(Dataset rows describing interfaces)
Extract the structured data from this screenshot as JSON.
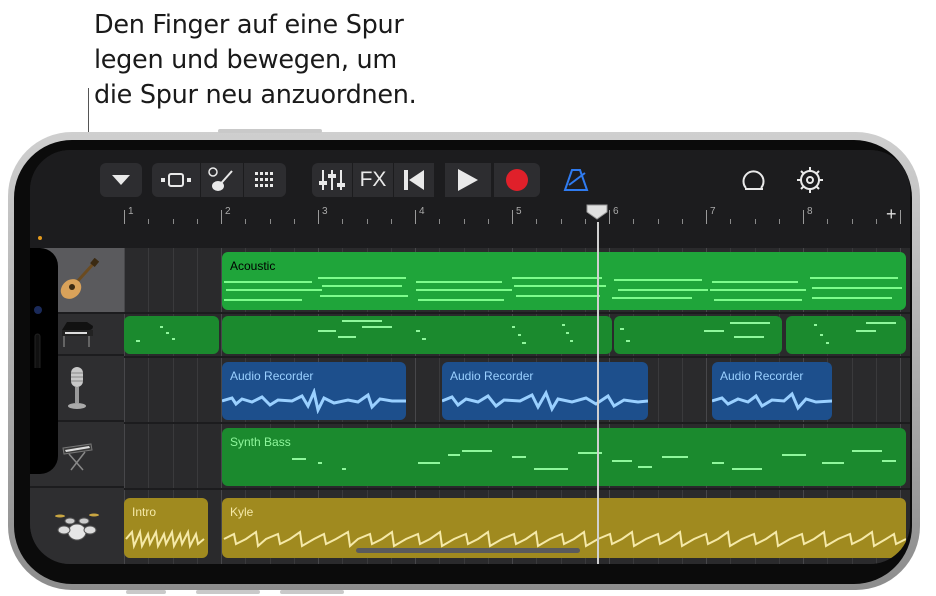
{
  "caption": {
    "line1": "Den Finger auf eine Spur",
    "line2": "legen und bewegen, um",
    "line3": "die Spur neu anzuordnen."
  },
  "toolbar": {
    "fx_label": "FX",
    "items": [
      "menu-dropdown",
      "tracks-view",
      "smart-controls",
      "instrument-grid",
      "mixer",
      "fx",
      "rewind",
      "play",
      "record",
      "metronome",
      "loop-browser",
      "settings"
    ]
  },
  "ruler": {
    "bars": [
      "1",
      "2",
      "3",
      "4",
      "5",
      "6",
      "7",
      "8"
    ]
  },
  "tracks": [
    {
      "name": "acoustic-guitar",
      "regions": [
        {
          "label": "Acoustic"
        }
      ]
    },
    {
      "name": "piano",
      "regions": []
    },
    {
      "name": "microphone",
      "regions": [
        {
          "label": "Audio Recorder"
        },
        {
          "label": "Audio Recorder"
        },
        {
          "label": "Audio Recorder"
        }
      ]
    },
    {
      "name": "keyboard-synth",
      "regions": [
        {
          "label": "Synth Bass"
        }
      ]
    },
    {
      "name": "drums",
      "regions": [
        {
          "label": "Intro"
        },
        {
          "label": "Kyle"
        }
      ]
    }
  ],
  "colors": {
    "green_region": "#1b8a2e",
    "blue_region": "#1d4f8c",
    "gold_region": "#a08a1f",
    "record": "#e0202a",
    "metronome": "#2f7bf0"
  }
}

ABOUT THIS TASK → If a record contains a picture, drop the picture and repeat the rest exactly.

ANSWER TO THE PROBLEM →
Extract the structured data from this screenshot as JSON.
{
  "caption": {
    "line1": "Den Finger auf eine Spur",
    "line2": "legen und bewegen, um",
    "line3": "die Spur neu anzuordnen."
  },
  "toolbar": {
    "fx_label": "FX",
    "items": [
      "menu-dropdown",
      "tracks-view",
      "smart-controls",
      "instrument-grid",
      "mixer",
      "fx",
      "rewind",
      "play",
      "record",
      "metronome",
      "loop-browser",
      "settings"
    ]
  },
  "ruler": {
    "bars": [
      "1",
      "2",
      "3",
      "4",
      "5",
      "6",
      "7",
      "8"
    ]
  },
  "tracks": [
    {
      "name": "acoustic-guitar",
      "regions": [
        {
          "label": "Acoustic"
        }
      ]
    },
    {
      "name": "piano",
      "regions": []
    },
    {
      "name": "microphone",
      "regions": [
        {
          "label": "Audio Recorder"
        },
        {
          "label": "Audio Recorder"
        },
        {
          "label": "Audio Recorder"
        }
      ]
    },
    {
      "name": "keyboard-synth",
      "regions": [
        {
          "label": "Synth Bass"
        }
      ]
    },
    {
      "name": "drums",
      "regions": [
        {
          "label": "Intro"
        },
        {
          "label": "Kyle"
        }
      ]
    }
  ],
  "colors": {
    "green_region": "#1b8a2e",
    "blue_region": "#1d4f8c",
    "gold_region": "#a08a1f",
    "record": "#e0202a",
    "metronome": "#2f7bf0"
  }
}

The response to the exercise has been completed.